===== Data to use
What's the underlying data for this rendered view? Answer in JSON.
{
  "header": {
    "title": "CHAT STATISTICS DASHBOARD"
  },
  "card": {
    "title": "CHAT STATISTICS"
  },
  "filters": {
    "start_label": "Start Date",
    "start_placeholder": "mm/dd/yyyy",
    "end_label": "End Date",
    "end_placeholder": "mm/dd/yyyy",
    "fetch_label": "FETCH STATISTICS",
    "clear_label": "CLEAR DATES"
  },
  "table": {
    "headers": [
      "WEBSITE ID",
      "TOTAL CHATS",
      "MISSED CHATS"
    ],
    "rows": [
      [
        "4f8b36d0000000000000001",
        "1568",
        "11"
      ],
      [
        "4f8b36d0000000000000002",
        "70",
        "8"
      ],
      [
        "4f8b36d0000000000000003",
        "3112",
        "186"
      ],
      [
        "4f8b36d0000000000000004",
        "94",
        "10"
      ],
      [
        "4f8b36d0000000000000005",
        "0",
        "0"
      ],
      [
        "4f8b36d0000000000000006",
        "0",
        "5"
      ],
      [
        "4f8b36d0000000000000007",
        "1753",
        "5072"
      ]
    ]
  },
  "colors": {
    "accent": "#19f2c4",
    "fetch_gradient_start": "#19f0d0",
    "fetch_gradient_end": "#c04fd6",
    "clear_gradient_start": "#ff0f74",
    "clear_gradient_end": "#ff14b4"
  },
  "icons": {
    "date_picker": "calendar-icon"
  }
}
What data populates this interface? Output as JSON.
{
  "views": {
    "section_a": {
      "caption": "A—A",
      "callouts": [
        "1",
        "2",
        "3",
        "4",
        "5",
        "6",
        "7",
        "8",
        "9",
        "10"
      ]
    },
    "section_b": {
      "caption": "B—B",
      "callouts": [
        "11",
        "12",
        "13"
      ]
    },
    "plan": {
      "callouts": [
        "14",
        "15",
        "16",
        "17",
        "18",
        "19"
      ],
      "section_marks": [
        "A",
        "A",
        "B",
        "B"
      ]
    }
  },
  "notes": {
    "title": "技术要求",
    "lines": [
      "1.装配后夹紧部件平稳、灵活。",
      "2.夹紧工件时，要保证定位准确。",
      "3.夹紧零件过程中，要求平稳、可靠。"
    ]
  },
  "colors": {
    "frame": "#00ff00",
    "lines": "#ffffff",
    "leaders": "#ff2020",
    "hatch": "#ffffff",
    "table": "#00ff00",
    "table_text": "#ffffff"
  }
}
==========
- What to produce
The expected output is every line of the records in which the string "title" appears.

- Exercise output
    "title": "CHAT STATISTICS DASHBOARD"
    "title": "CHAT STATISTICS"
    "title": "技术要求",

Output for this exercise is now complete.